Round the sofa, by the author of 'Mary Barton'.
Round the sofa by the author of 'Mary Barton' Author:Elizabeth Cleghorn Gaskell Purchase of this book includes free trial access to www.million-books.com where you can read more than a million books for free. This is an OCR edition with typos. Excerpt from book: looking. I do not even know if she had ever seen Lady Ludlow: all I knew of her was that she was a very grand lady, whose grandmother had been half-sister to my ... more »mother's great-grandmother; but of her character and circumstances I had heard nothing, and I doubt if my mother was acquainted with them. I looked over my mother's shoulder to read the letter; it began, " Dear Cousin Margaret Dawson," and I think I felt hopeful from the moment I saw those words.
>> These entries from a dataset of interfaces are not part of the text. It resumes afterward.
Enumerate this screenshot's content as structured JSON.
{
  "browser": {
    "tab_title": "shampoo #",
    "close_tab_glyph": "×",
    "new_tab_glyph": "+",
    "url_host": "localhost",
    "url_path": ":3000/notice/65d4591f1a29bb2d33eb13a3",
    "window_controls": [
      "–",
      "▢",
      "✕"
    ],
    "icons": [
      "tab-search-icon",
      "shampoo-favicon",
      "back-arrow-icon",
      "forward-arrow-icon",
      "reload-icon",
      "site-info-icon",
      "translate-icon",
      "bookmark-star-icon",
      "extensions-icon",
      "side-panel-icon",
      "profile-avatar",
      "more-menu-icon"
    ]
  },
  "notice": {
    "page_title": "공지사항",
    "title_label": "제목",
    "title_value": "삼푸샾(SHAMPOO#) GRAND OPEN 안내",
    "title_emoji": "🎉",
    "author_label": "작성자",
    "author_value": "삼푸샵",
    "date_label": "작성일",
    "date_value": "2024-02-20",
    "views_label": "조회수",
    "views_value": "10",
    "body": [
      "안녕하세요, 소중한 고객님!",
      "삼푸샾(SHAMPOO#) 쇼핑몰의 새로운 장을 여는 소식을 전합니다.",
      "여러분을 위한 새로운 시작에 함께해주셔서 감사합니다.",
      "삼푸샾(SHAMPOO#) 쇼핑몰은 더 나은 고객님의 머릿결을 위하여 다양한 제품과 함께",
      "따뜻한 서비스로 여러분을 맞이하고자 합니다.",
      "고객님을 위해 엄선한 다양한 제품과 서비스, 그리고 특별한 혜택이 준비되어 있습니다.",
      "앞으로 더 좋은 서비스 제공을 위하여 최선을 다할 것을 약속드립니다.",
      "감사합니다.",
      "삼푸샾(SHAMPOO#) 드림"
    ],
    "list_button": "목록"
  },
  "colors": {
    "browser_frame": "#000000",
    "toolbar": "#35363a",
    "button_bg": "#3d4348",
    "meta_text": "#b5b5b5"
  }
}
She went on to say,—stay, I think I can remember the very words: ' Dear Cousin Margaret Dawson,—I have been ' much grieved to hear of the loss you have sustained in ' the death of so good a husband, and so excellent a ' clergyman as I have always heard that my late cousin ' Richard was esteemed to be.' " There!" said my mother, laying her finger on the passage, " read that aloud to the little ones. Let them hear how their father's good report travelled far and wide, and how well he is spoken of by one whom he never saw. Cousin Richard, how prettily her ladyship writes! Go on, Margaret I" She wiped her eyes as she spoke: and laid her finger on her lips, to still my little sister, Cecily, who, not understanding anythingabout the important letter, was beginning to talk and make a noise. ' You say you are left with nine children. I too ' should have had nine, if mine had all lived. I have ' none left but Rudolph, the present Lord Ludlow. He 'is married, and lives, for the most part, in London. ' But I entertain six young gentlewomen at my house at ' Connington, who are to me as daughters—save that, ' perhaps, I restrict them in certain indulgences in dress ' and diet that might be befitting in young ladies of a 'higher rank, and of more probable wealth. These ' young persons—all of condition, though out of means ' —are my ...« less